Unfortunately, it is really the case to say that Java has “yet another zero-day exploit”.
The latest version of Java, v7 Update 10 is affected and currently there is no plan for a patch. The vulnerability which is already used in online attacks is a code injection onto a fully patched Windows system running the affected Java version. It is not known yet if other versions of Java are affected. In order to get affected, somebody has to visit a website running the exploit applet which performs the code injection.
Here you can test if you have Java active in your browser: http://java.com/en/download/installed.jsp
If in the meantime you re-activated the Java plugin in your browser since the last zero-day exploit at the end of August 2012, here is how to deactivate it again:
- Deactivate the Java plugin in Chrome
- Deactivate the Java plugin in Firefox
- Deactivate the Java plugin in Safari
- Deactivate the Java plugin in IE: it is very tricky. I will write a detailed article about how to do this. Don’t simply think that by deactivating the plugin in the Add-ons list of IE does the job, as anybody would expect. Until then, please uninstall Java from your system through “Programs and features” or “Add and remove Programs”. Note that this will make Java unavailable for all browsers.
- Starting with Java v7 Update 10 there is a new security feature added to Java. You can disable Java through the Java Control Panel in all browsers. Here is a detailed how-to from Java.com.
All Avira products detect such exploits under the names: EXP/Java.AL, EXP/Java.AM, EXP/Java.AN, EXP/Java.AO, EXP/CVE-2013-0422.A, EXP/CVE-2013-0422.B, EXP/CVE-2013-0422.C
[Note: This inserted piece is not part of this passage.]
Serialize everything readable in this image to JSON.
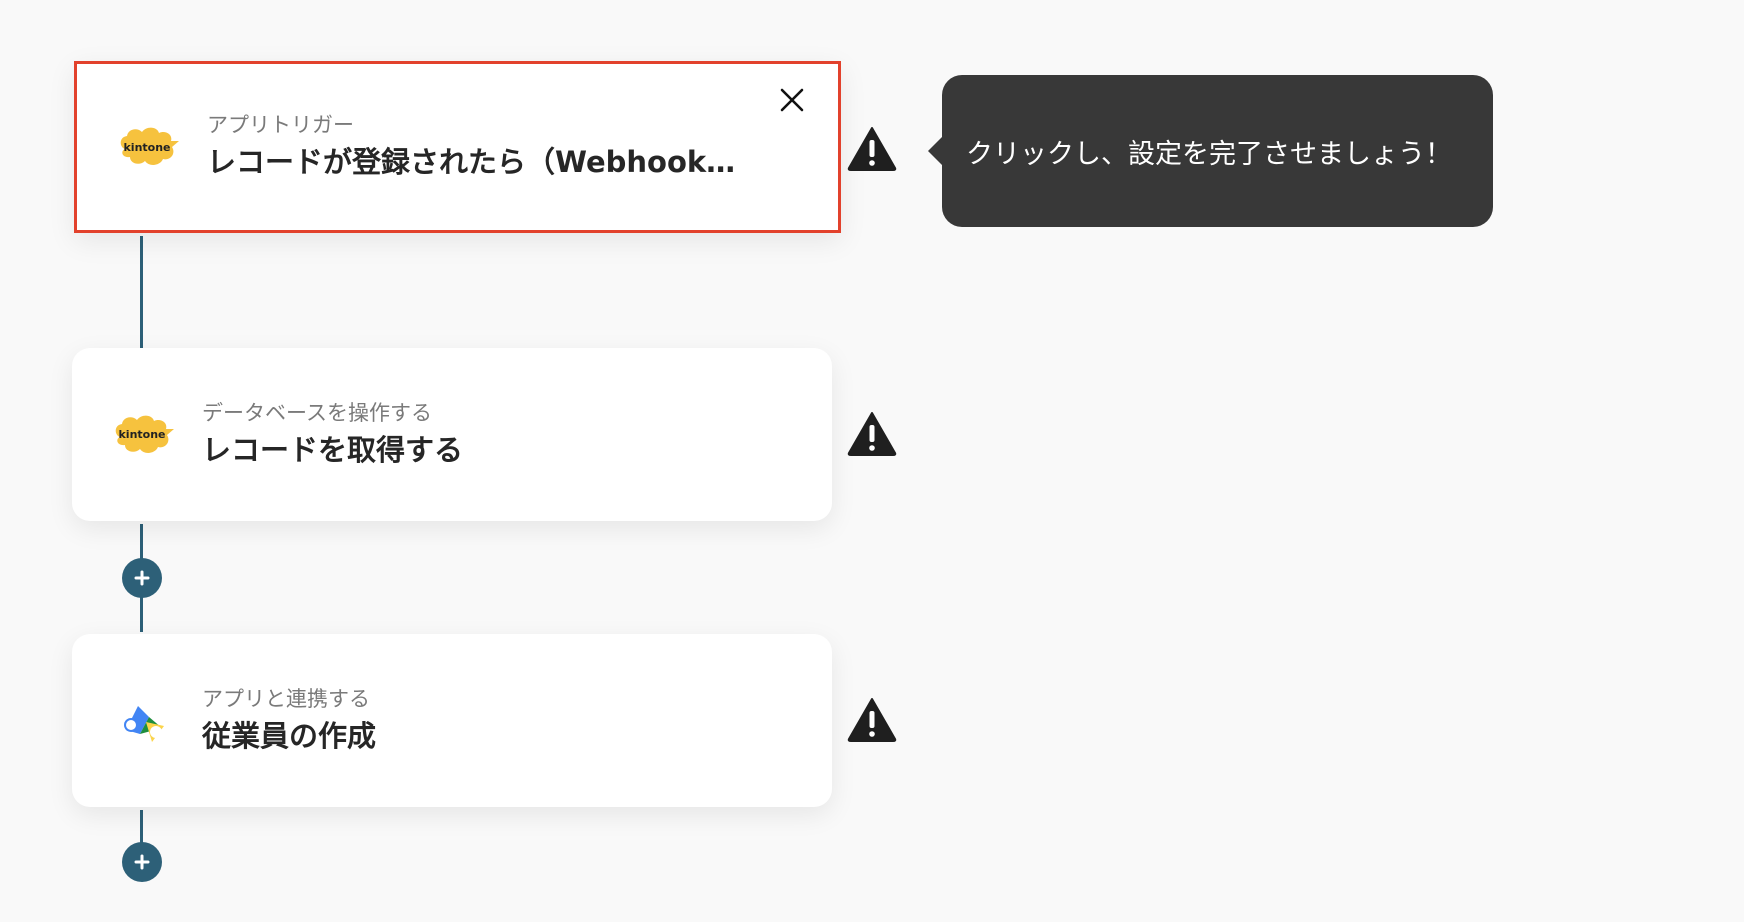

Saturday, January 12, 9AM: Avira released the update 220.127.116.11 of the scanning engine which detects all variants of the exploit as EXP/CVE-2013-0422.